We kept finding these little pink and white branches, mostly well hidden under other seaweeds. Most were under an inch tall; these were among the largest. They weren't the only pink stuff; many rocks have a coating of a bright pink "paint" with white edges. These are the appropriately-named "Pink Rock Crusts", algae related to the corallines.
Pink rock crust. The rock almost disappears under this and other coatings, red and brown, and bits of green sea lettuce.
Most of the animals here are carefully camouflaged. Even this one:
Lined chiton, Tonicella lineata
I had seen this in my books, but never thought I would ever find one. I flipped over a rock encrusted with a red alga, and there it was. Laurie and I did the beachcombers version of the lifer dance; we hunkered down on the wet rocks waving the cameras about and trying to keep our shadows out of the way. I kept flipping the rock; the chiton moved faster than I would have imagined for a creature that sticks to the rock, snail-like.

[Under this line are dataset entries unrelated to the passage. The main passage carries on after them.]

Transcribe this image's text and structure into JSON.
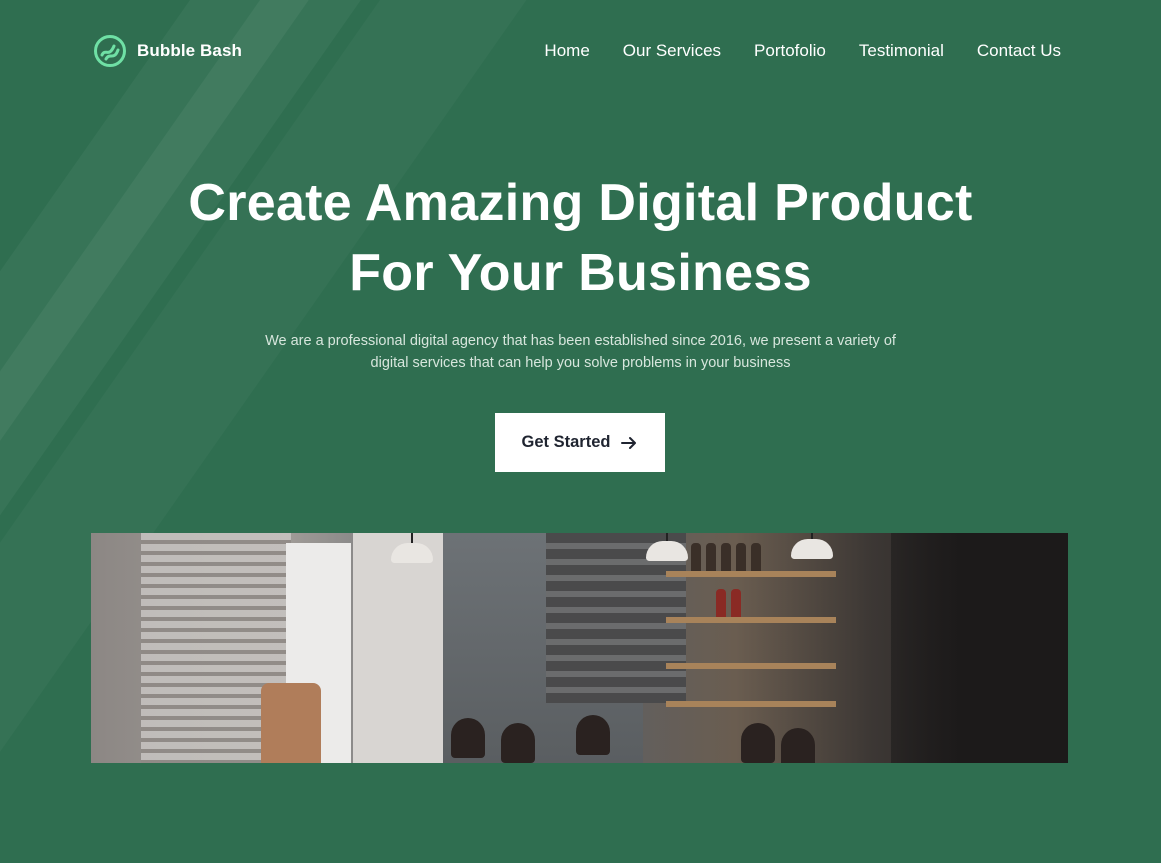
{
  "brand": {
    "name": "Bubble Bash",
    "logo_icon": "bubble-bash-logo-icon",
    "logo_color": "#6fe0a5"
  },
  "nav": {
    "items": [
      {
        "label": "Home"
      },
      {
        "label": "Our Services"
      },
      {
        "label": "Portofolio"
      },
      {
        "label": "Testimonial"
      },
      {
        "label": "Contact Us"
      }
    ]
  },
  "hero": {
    "title_line_1": "Create Amazing Digital Product",
    "title_line_2": "For Your Business",
    "subtitle_line_1": "We are a professional digital agency that has been established since 2016, we present a variety of",
    "subtitle_line_2": "digital services that can help you solve problems in your business",
    "cta_label": "Get Started",
    "cta_icon": "arrow-right-icon"
  },
  "colors": {
    "background": "#2f6e50",
    "accent": "#6fe0a5",
    "button_bg": "#ffffff",
    "button_text": "#1f2430",
    "subtitle_text": "#d7e6dd"
  }
}
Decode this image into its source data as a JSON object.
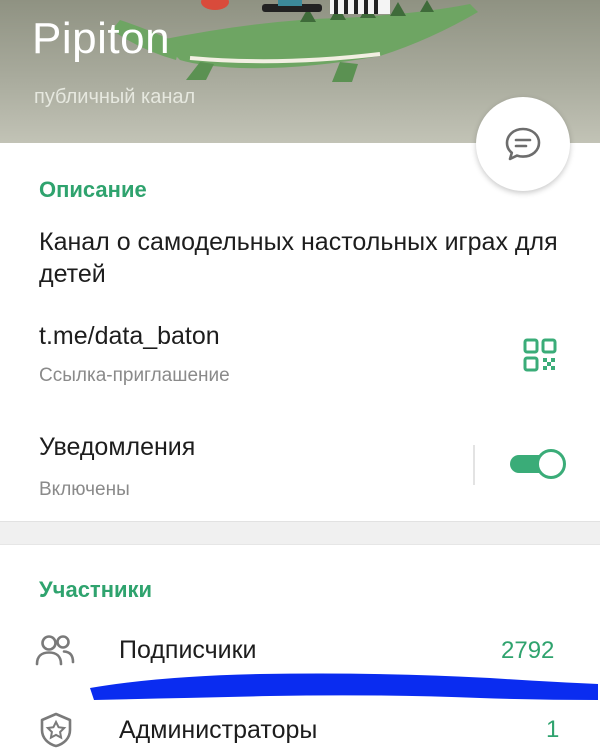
{
  "header": {
    "title": "Pipiton",
    "subtitle": "публичный канал",
    "accent_color": "#2fa36e"
  },
  "fab": {
    "icon": "chat-bubble-icon"
  },
  "description": {
    "section_title": "Описание",
    "text": "Канал о самодельных настольных играх для детей"
  },
  "invite": {
    "link": "t.me/data_baton",
    "label": "Ссылка-приглашение",
    "icon": "qr-code-icon"
  },
  "notifications": {
    "title": "Уведомления",
    "status": "Включены",
    "enabled": true
  },
  "members": {
    "section_title": "Участники",
    "rows": [
      {
        "label": "Подписчики",
        "count": "2792",
        "icon": "users-icon"
      },
      {
        "label": "Администраторы",
        "count": "1",
        "icon": "admin-shield-icon"
      }
    ]
  }
}
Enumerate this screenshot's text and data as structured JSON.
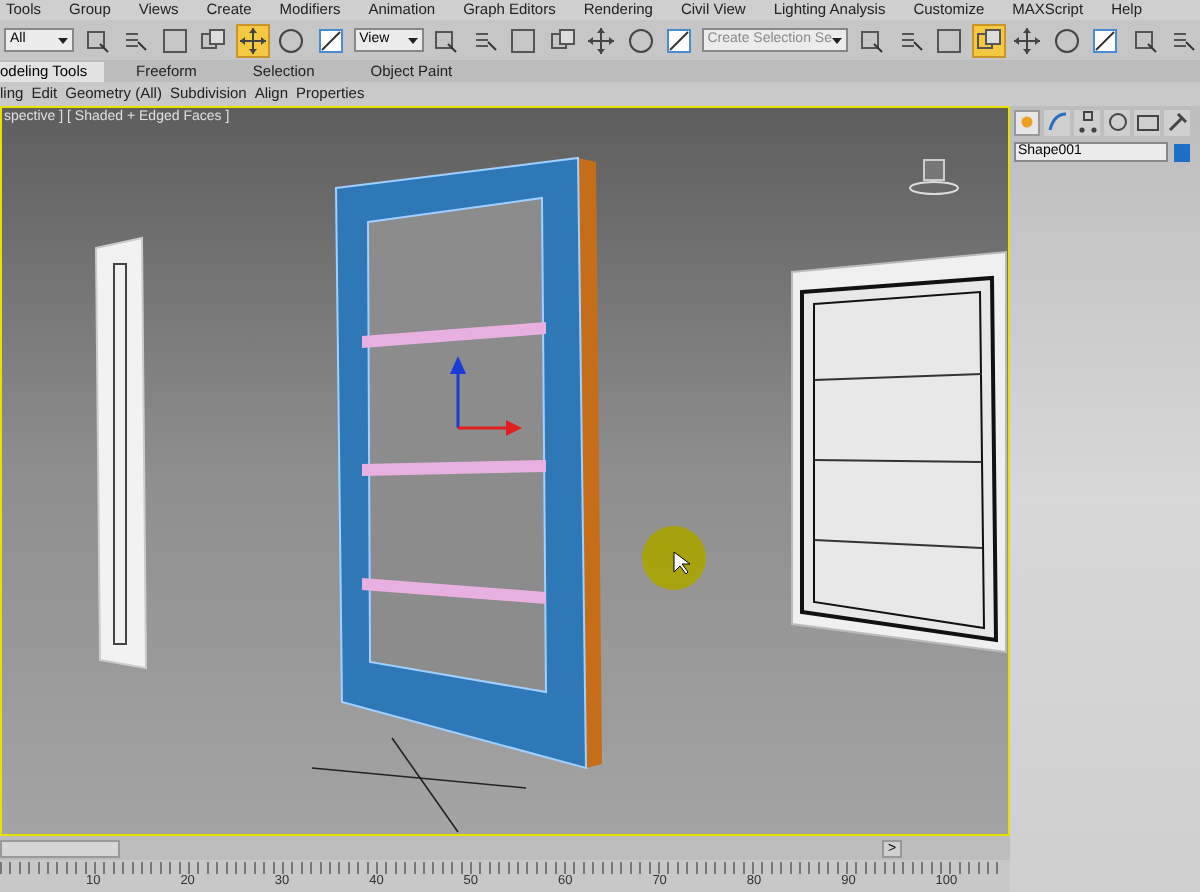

And yes, the pink pattern serves as camouflage; the lined chiton eats algae, in this case, the pink and red encrusting algae on these rocks. Lined chitons wear the colours of their surroundings, whether purple, black, yellow, red or pink.
More red tones; the carapace of a red rock crab.
Even the barnacles here have touches of pink. Also present: mussels, stubby isopods and a few larger black isopods, small black snails.
The larger isopods are the same species as the green one I posted the other day; they are all over the upper intertidal zone here, green and black and the occasional pinkish one all piled together, eating algae.
Dark isopods, and one pinkish brown one.
Kelp crab. One pinched me when I moved aside a handful of kelp. They match the colour so perfectly, we don't see them until they run.
Another lifer, also one I'd looked at in the books and wished for. The crab covers himself with bits and pieces of whatever he finds in his environment. Catch one among the seaweed, and house him in a tank without it, and he changes his outfit, taking off the seaweed and sticking on bits of shell or whatever you have provided. We saw this one only because he moved one way when I pulled the seaweed the other.
A purple shore crab, and a yellow crab. These little ones come in all colours and patterns: I'll post an assortment in a couple of days.
A ribbed shell with a hermit crab inside.
Another shell, another hermit. The grainy-hand hermit, Pagurus granosimanus.
A burrowing anemone, Anthopleura artemisia. It lives under the sand, exposing only the oral disc and tentacles.
Another burrowing anemone, with prey; two small crabs.
Starfish don't bother with camouflage; they just try to become part of the terrain:
Suckers on a starfish's arm.
Suckers in operation. I flipped the starfish, and he came up with these, and wouldn't let go.
And that's not all ... Today was another low-tide day, and we combed two beaches. More lifers coming up!